> Assignment: Please count the lines below that contain the word "location", and reply with that number alone.

> Recorded information:
------------------------------------------------------------------------

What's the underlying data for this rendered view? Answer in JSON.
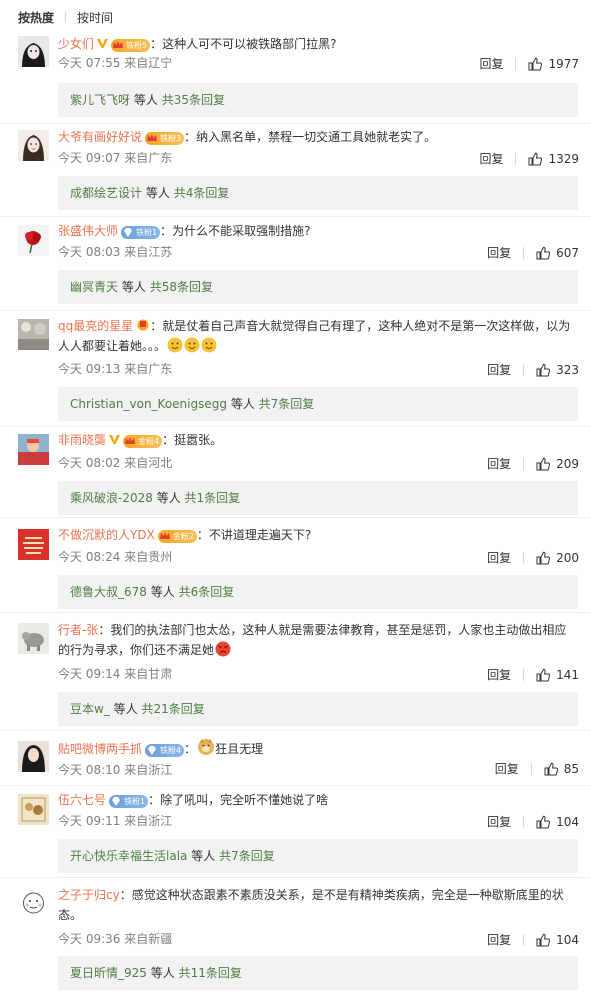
{
  "sort": {
    "hot": "按热度",
    "time": "按时间"
  },
  "comments": [
    {
      "user": "少女们",
      "verified": true,
      "fan_badge": "铁粉5",
      "fan_style": "gold",
      "text": "：这种人可不可以被铁路部门拉黑?",
      "time": "今天 07:55",
      "location": "来自辽宁",
      "reply_label": "回复",
      "likes": "1977",
      "reply_user": "紫儿飞飞呀",
      "reply_mid": "等人",
      "reply_total": "共35条回复"
    },
    {
      "user": "大爷有画好好说",
      "verified": false,
      "fan_badge": "铁粉3",
      "fan_style": "gold",
      "text": "：纳入黑名单，禁程一切交通工具她就老实了。",
      "time": "今天 09:07",
      "location": "来自广东",
      "reply_label": "回复",
      "likes": "1329",
      "reply_user": "成都绘艺设计",
      "reply_mid": "等人",
      "reply_total": "共4条回复"
    },
    {
      "user": "张盛伟大师",
      "verified": false,
      "fan_badge": "铁粉1",
      "fan_style": "iron",
      "text": "：为什么不能采取强制措施?",
      "time": "今天 08:03",
      "location": "来自江苏",
      "reply_label": "回复",
      "likes": "607",
      "reply_user": "幽冥青天",
      "reply_mid": "等人",
      "reply_total": "共58条回复"
    },
    {
      "user": "qq最亮的星星",
      "verified": false,
      "fan_badge": "",
      "fan_style": "red",
      "text": "：就是仗着自己声音大就觉得自己有理了，这种人绝对不是第一次这样做，以为人人都要让着她。。。",
      "time": "今天 09:13",
      "location": "来自广东",
      "reply_label": "回复",
      "likes": "323",
      "reply_user": "Christian_von_Koenigsegg",
      "reply_mid": "等人",
      "reply_total": "共7条回复"
    },
    {
      "user": "非雨晓龑",
      "verified": true,
      "fan_badge": "金粉4",
      "fan_style": "gold",
      "text": "：挺嚣张。",
      "time": "今天 08:02",
      "location": "来自河北",
      "reply_label": "回复",
      "likes": "209",
      "reply_user": "乘风破浪-2028",
      "reply_mid": "等人",
      "reply_total": "共1条回复"
    },
    {
      "user": "不做沉默的人YDX",
      "verified": false,
      "fan_badge": "金粉2",
      "fan_style": "gold",
      "text": "：不讲道理走遍天下?",
      "time": "今天 08:24",
      "location": "来自贵州",
      "reply_label": "回复",
      "likes": "200",
      "reply_user": "德鲁大叔_678",
      "reply_mid": "等人",
      "reply_total": "共6条回复"
    },
    {
      "user": "行者-张",
      "verified": false,
      "fan_badge": "",
      "fan_style": "",
      "text": "：我们的执法部门也太怂，这种人就是需要法律教育，甚至是惩罚，人家也主动做出相应的行为寻求，你们还不满足她",
      "time": "今天 09:14",
      "location": "来自甘肃",
      "reply_label": "回复",
      "likes": "141",
      "reply_user": "豆本w_",
      "reply_mid": "等人",
      "reply_total": "共21条回复"
    },
    {
      "user": "贴吧微博两手抓",
      "verified": false,
      "fan_badge": "铁粉4",
      "fan_style": "iron",
      "text": "狂且无理",
      "time": "今天 08:10",
      "location": "来自浙江",
      "reply_label": "回复",
      "likes": "85",
      "reply_user": "",
      "reply_mid": "",
      "reply_total": ""
    },
    {
      "user": "伍六七号",
      "verified": false,
      "fan_badge": "铁粉1",
      "fan_style": "iron",
      "text": "：除了吼叫，完全听不懂她说了啥",
      "time": "今天 09:11",
      "location": "来自浙江",
      "reply_label": "回复",
      "likes": "104",
      "reply_user": "开心快乐幸福生活lala",
      "reply_mid": "等人",
      "reply_total": "共7条回复"
    },
    {
      "user": "之子于归cy",
      "verified": false,
      "fan_badge": "",
      "fan_style": "",
      "text": "：感觉这种状态跟素不素质没关系，是不是有精神类疾病，完全是一种歇斯底里的状态。",
      "time": "今天 09:36",
      "location": "来自新疆",
      "reply_label": "回复",
      "likes": "104",
      "reply_user": "夏日昕情_925",
      "reply_mid": "等人",
      "reply_total": "共11条回复"
    }
  ]
}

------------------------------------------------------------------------

> Task response: 10